Defending Boys in a "Girl Power" Age
A few weeks ago, I took my three young children to a stage show called “Wild Kratts Live.” If you’re not already immersed in the bizarre world of children’s television, I understand if this sounds odd, but bear with me. It gets weirder.
The hugely popular “Wild Kratts,” broadcast on PBS Kids, features two enthusiastic, bouncy middle-aged brothers named Martin and Chris Kratt. The show, which features Martin and Chris turning into cartoon characters and flying around in a giant turtle-shaped airship with their imaginary cartoon friends—I told you things would get weirder—takes “the natural appeal of animals,” at least according to PBS, “and harnesses it toward the goal of teaching science concepts to children ages 6-8.”
All sounds good, right? To make a long story short, “Wild Kratts Live” was everything every crazed 8-and-under American in that auditorium dreamed it would be. Martin and Chris, live and in the flesh, bounced around in various absurd animal suits, pretended to dodge evil animal-hating robots, and threw in a few good-natured pratfalls to boot. All the while, a giant screen broadcast their imaginary cartoon friends above the stage—cartoon friends that, intentionally or not, provide a powerful snapshot of the increasingly strange “girl power” craze sweeping the nation today.
Among the “Wild Kratts” supporting cast, there are two highly competent and knowledgeable females (Aviva, “a cool, fashionable, twenty-something who is well on her way to becoming the most accomplished inventor this planet has ever known!” and Koki, “an accomplished computer whiz with a sharp tongue and an even sharper wit”) paired with one hapless male, Jimmy, who is “insecure, hesitant, and unsure—that is until he gets a video game console in his hands!” Jimmy also, somewhat suspiciously, bears more than a passing resemblance to Shaggy from “Scooby-Doo.”
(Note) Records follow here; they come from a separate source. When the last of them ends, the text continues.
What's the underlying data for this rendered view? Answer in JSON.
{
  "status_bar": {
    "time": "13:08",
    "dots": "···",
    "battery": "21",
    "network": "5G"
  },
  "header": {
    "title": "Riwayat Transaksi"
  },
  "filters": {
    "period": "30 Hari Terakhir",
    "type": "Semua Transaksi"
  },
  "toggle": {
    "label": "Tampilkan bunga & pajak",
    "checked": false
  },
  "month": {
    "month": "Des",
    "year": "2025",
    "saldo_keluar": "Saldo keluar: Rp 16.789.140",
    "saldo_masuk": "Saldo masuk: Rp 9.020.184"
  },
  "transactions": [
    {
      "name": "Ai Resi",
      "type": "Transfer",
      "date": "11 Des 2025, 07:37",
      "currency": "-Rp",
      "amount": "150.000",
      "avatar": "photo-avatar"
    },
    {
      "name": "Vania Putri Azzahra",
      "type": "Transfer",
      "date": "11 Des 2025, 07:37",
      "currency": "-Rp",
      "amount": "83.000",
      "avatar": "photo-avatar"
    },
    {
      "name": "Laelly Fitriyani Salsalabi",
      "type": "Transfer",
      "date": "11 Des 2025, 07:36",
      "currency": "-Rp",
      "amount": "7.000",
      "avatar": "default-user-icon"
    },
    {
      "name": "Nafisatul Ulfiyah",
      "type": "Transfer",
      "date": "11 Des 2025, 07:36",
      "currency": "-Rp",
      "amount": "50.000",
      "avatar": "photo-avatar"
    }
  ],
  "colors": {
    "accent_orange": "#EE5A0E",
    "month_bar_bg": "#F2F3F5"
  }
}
Just to hammer the “girls rule” message home, at one point during “Wild Kratts Live,” apropos of absolutely nothing, a crazed cartoon Aviva suddenly shouted to the crowd: “GIRLS ARE GREAT AT SCIENCE!” There was a moment of puzzled silence from the audience; then, of course, a smattering of obligatory clapping. Finally, after this awkward spurt of well-intentioned propaganda, the show mercifully moved on.
I looked down the row at my three children, all boys. I looked at the many boys sitting around us, raptly staring at the stage. “Hey,” I whispered, poking one son. “Boys are great at science, too!” He nodded, noncommittal. Some cheap-looking robots, surrounded by billowing dry ice fumes, had invaded the stage.
Unfortunately, in its earnest quest for female empowerment, America—never quite good at moderation, and always quite good at fighting the last battle—is quietly and methodically marginalizing boys. Every day, through various media campaigns, America’s boys absorb countless messages that girls can do anything—and that they deserve our unending attention and adoration. When it comes to boys, however, the cacophony of “dream big” media encouragement falls oddly silent. The assumption, one supposes, is that the giant, sinister swath of oppressive male “privilege,” supposedly inherited by young boys, speaks for itself.
Spend any Saturday watching the Disney Junior channel—I actually don’t recommend this, as a general life rule—and you’ll see countless reruns of a promotional ad for “Dream Big, Princess,” a new, three-year ad campaign celebrating girls and the thousands of remarkable things they can do with their lives: Science! Karate! Gymnastics! Traveling to the moon! Running for president! Promotional signage for “Dream Big, Princess” has already appeared in some Target stores; in the television ad, as the music swells, triumphant girls are celebrated as “champions.” Any young boys watching the ad, amid its quasi-messianic strains, could be forgiven for thinking they were born into a far inferior, far less magical sex.
Chevron, for its part, recently announced the “Doers” campaign, which aims to encourage girls to move into STEM (science, technology, engineering, and math) careers. “Girls do remarkable things with STEM!” their ad declares, after showing a bevy of bright, spunky girls changing the world. Say what you will about the need to encourage more girls to go into STEM—and that’s a whole other conversation—but to an impressionable child, the message of the campaign is quite clear: Girls are special. Boys don’t merit attention.
Brawny paper towels, not to be outdone, recently launched the “Strength Has No Gender” campaign. “The brand chose women who embody strength and resilience in male-dominated fields,” AdWeek reported. “Each woman stars in a short documentary showing how she has overcome adversity. They all sport the traditional red and black Brawny Man flannel, too.”
Here’s a question: If strength really has no gender, why are we obsessively promoting one gender, over and over and over again? Sadly, many of America’s “empowerment” warriors, woefully stuck in the past, can’t quite seem to promote a message of true inclusiveness. It’s really quite simple: Both girls and boys can change the world. Unfortunately, I guess, that makes for a really boring ad.